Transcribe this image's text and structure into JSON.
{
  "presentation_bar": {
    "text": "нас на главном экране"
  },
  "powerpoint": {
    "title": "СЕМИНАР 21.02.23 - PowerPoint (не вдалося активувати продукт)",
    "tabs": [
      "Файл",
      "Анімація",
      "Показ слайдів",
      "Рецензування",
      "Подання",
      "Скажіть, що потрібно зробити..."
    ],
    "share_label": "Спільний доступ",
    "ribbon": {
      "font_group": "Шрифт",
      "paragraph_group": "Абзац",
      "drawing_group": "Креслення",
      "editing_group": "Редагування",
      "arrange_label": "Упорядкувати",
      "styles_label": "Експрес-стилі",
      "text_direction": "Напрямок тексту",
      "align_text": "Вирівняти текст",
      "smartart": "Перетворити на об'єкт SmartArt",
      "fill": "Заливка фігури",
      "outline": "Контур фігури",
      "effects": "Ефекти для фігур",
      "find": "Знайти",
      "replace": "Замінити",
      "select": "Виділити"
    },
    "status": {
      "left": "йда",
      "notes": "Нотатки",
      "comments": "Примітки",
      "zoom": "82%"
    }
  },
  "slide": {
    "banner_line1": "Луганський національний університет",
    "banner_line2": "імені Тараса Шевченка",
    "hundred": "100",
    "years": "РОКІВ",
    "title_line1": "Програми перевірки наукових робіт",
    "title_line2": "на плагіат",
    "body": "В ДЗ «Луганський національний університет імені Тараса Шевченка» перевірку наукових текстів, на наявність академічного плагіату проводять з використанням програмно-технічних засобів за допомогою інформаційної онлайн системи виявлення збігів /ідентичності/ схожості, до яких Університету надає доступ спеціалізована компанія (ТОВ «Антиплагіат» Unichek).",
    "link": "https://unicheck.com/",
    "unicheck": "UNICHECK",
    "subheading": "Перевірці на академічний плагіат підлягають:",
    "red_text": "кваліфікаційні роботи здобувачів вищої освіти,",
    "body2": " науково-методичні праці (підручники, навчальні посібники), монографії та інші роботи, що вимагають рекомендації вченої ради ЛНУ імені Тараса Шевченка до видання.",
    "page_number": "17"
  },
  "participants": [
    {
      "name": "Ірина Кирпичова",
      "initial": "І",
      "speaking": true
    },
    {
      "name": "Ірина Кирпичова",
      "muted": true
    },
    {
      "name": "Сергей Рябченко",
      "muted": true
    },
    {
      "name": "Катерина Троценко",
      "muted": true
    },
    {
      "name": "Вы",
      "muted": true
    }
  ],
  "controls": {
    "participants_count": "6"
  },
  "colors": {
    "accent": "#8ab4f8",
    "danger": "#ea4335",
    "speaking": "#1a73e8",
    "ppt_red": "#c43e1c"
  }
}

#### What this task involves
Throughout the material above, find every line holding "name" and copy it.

#### Exercise result
      "name": "Ірина Кирпичова",
      "name": "Ірина Кирпичова",
      "name": "Сергей Рябченко",
      "name": "Катерина Троценко",
      "name": "Вы",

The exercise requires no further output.